PainSci summary of Moseley 2008?This page is one of thousands in the PainScience.com bibliography. It is not a general article: it is focused on a single scientific paper, and it may provide only just enough context for the summary to make sense. Links to other papers and more general information are provided at the bottom of the page, as often as possible. ★★★☆☆?3-star ratings are for typical studies with no more (or less) than the usual common problems. Ratings are a highly subjective opinion, and subject to revision at any time. If you think this paper has been incorrectly rated, please let me know.

In this small, unusual study, six patients with low back pain were asked to draw their perceptions of their back and spine. For comparison, a group of ten patients with no recent back pain were asked to do the same exercises. They were encouraged to “draw what it feels like” rather than how it actually looked.

“All the patients, and none of the controls, showed disrupted body image of the back” on the same side and level as the pain. For instance, they did not have a clear sense of the outline of their trunk.

Most intriguingly, patients with back pain on just one side illustrated vertebrae deviated towards the painful side (without any obvious actual deviation).

original abstract
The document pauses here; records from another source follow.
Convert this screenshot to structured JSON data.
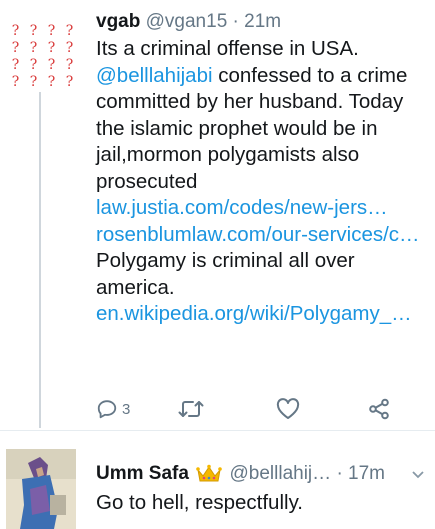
{
  "tweet1": {
    "name": "vgab",
    "handle": "@vgan15",
    "separator": "·",
    "time": "21m",
    "text_1": "Its a criminal offense in USA.",
    "mention": "@belllahijabi",
    "text_2": " confessed to a crime committed by her husband. Today the islamic prophet would be in jail,mormon polygamists also prosecuted ",
    "link_1": "law.justia.com/codes/new-jers…",
    "link_2": "rosenblumlaw.com/our-services/c…",
    "text_3": "Polygamy is criminal all over america.",
    "link_3": "en.wikipedia.org/wiki/Polygamy_…",
    "avatar_glyph": "?",
    "reply_count": "3"
  },
  "tweet2": {
    "name": "Umm Safa",
    "handle": "@belllahij…",
    "separator": "·",
    "time": "17m",
    "text": "Go to hell, respectfully."
  },
  "icons": {
    "reply": "reply-icon",
    "retweet": "retweet-icon",
    "like": "heart-icon",
    "share": "share-icon",
    "crown": "crown-emoji-icon",
    "caret": "chevron-down-icon"
  },
  "colors": {
    "link": "#1b95e0",
    "muted": "#657786",
    "text": "#14171a",
    "avatar_glyph": "#d93a3a"
  }
}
The conscious sense of our body, or body image, is often taken for granted, but it is disrupted in many clinical states including complex regional pain syndrome and phantom limb pain. Is the same true for chronic back pain? Body image was assessed, via participant drawings, in six patients with chronic back pain and ten healthy controls. Tactile threshold and two-point discrimination threshold (TPD) were assessed in detail. All the patients, and none of the controls, showed disrupted body image of the back. Five patients were unable to clearly delineate the outline of their trunk and stated that they could not "find it". TPD was greatly increased in the same zone as the absence or disruption of body image, but was otherwise similar to controls. The disturbance of body image and decrease in tactile acuity coincided with the normal distribution of pain, although there was no allodynia and there was no relationship between resting pain level and TPD. Tactile threshold was unremarkable for patients and controls. These preliminary data indicate that body image is disrupted, and tactile acuity is decreased, in the area of usual pain, in patients with chronic back pain. This finding raises the possibility that training body image or tactile acuity may help patients in chronic spinal pain, as it has been shown to do in patients with complex regional pain syndrome or phantom limb pain.

related content

These four articles on PainScience.com cite Moseley 2008 as a source:


This page is part of the PainScience BIBLIOGRAPHY, which contains plain language summaries of thousands of scientific papers & others sources. It’s like a highly specialized blog. A few highlights: